Poor Henri’s been a bit under the weather recently. I noticed him limping one morning as we headed in from our morning walk, but when I checked his paws to see if anything was stuck there as has happened before, I couldn’t see anything unusual. By that evening though, things had gotten much worse. I discovered when it was time to leave for our evening walk that he could only take a few steps before lifting his paw and refusing to walk any more. This time, when I had a look, I could see what appeared to be a raw-looking lump on the edge of one of his toe pads.
Given his history of suspect lumps and the fact that it was obviously bothering him, I decided to take him in to our trusty vet the next day. The diagnosis: an interdigital cyst. There’s plenty of information out there on the internet about this affliction, so I’ll leave the official explanations to your research. In layperson’s terms, as explained by Dr. Judy, he sees it more often in English bulldogs and one cause is that the dog’s footpads are not being placed down properly as they walk. The portion of the foot that is contacting the ground becomes abraded and an infection can occur along with the cyst. This appeared to be part of what had happened with Henri. He’s got a bit of a tendency to drag his front paws due to some mild nerve damage from back troubles over the years and his age. This, combined with the fact that his allergies seemed to be flaring up, leading to an increase in bacteria and yeast, seemed to have created the perfect conditions for this problem to present itself. Interdigital cysts can be chronic, but since it’s never happened before, we hope that it will fully resolve. Henri’s treatment included a steroid shot to bring down the inflammation and a follow-up course of antibiotics and antifungal medication. The vet also recommended that, for the first few days at least, I treat it with warm epsom salt soaks and the application of some Preparation H.
So, Henri has been taking it easy and
enjoying tolerating some foot soaks:
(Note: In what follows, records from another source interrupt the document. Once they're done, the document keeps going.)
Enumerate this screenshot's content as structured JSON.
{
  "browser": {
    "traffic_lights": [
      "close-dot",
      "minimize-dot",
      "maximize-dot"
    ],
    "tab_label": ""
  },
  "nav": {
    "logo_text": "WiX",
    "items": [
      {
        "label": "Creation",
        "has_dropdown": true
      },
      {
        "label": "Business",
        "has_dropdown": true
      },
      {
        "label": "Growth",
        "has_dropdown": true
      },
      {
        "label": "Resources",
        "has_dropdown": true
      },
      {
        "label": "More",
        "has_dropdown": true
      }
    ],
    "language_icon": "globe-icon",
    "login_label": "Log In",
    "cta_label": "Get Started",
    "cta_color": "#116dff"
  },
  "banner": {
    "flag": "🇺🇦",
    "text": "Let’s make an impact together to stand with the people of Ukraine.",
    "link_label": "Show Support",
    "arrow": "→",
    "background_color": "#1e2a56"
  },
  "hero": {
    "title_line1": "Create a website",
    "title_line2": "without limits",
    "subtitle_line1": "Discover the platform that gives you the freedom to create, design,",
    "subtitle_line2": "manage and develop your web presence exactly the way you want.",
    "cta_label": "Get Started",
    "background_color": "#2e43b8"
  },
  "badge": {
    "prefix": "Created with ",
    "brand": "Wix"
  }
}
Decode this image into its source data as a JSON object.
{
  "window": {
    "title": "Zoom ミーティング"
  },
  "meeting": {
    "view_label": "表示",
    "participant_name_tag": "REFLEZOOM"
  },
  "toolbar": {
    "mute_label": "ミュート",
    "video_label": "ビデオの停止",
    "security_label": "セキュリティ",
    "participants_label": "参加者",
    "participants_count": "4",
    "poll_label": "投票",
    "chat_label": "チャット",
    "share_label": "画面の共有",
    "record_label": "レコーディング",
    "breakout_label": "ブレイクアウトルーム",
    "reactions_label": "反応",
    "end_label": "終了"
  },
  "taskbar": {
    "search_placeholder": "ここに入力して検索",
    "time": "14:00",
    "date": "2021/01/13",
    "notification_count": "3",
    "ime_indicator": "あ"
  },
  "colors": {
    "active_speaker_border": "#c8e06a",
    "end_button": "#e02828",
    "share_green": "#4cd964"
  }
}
He also appears to enjoy the taste of Preparation H (gross!). The good news is, his paw is already much better- the pep in his step is back and the lump is barely visible anymore.